Later in the same chapter:
Our neighbor, Yoyne Nemeth, gave us a clear picture of how the people had been gathered in the marketplace, loaded on trucks, and taken to the common graves to be shot. They had been packed so tightly that many had panicked, lost their senses, and began to laugh hysterically, screaming and tearing their hair. Many perished before they got the place of execution.
For those studying family histories of Rohatyn (Jewish, Ukrainian, and Polish), the memoir provides a large number of names with characteristics and circumstances. Several of the local people who aided Sheva are already named above. In addition, the book names several of her Jewish family and friends in the ghetto and beyond; beyond those already named here, some are: her uncle Hirsch Weiner, his wife Ryfka, son Chaim, and daughter Glickel; the Weiners’ son-in-law Shloma Handschau and his sons Nuchem and Yudah; Sheva’s Aunt Sara; Izio Horn, a student of Sheva’s and who worked in his father’s bakery in Rohatyn; her friend Liba Teichman; the attorney Dr. Freiwald; her uncle Mendel Weiler; Rohatyn’s chief Rabbi Tumin; aktion victims with family names Margulies, Huter, and Felker; her friends from Rohatyn in Stuttgart, Pepa Kleinwaks amd Bluma Wildman; Max (Mayer) Altman (who had left for the US before the war) and his daughter Klara Altman; and Dr. Isaac Lewenter in the US.

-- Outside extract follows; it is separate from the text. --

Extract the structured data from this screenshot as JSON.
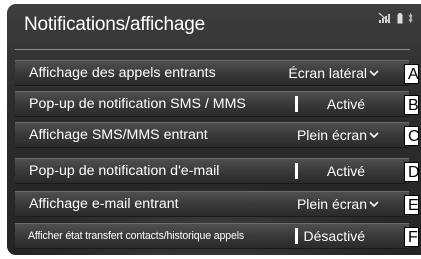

Most of the information presented here is taken directly from Lederman’s published memoir. Additional biographical details are from research by Dr. Alex Feller for the Rohatyn Shtetl Research Group.
Two brief excerpts of Lederman’s survival story also appear in the Rohatyn Yizkor Book: “A Jewish Girl’s Road to Hell” [p.239 of the Hebrew/Yiddish section] and “The Death of Chaimke” [p.32 of the English section]. These texts also appear in updated form in Leah Zahav’s “Remembering Rohatyn” [p.311 and p.428]. This latter text includes additional information about other Weiler relatives in the ghetto, including the Blotners.
An additional brief biography of Sylvia Lederman by Leah Zahav was included in “Remembering Rohatyn”, with further information about other family connections including Anna Kornbluh and Dov Schmorak.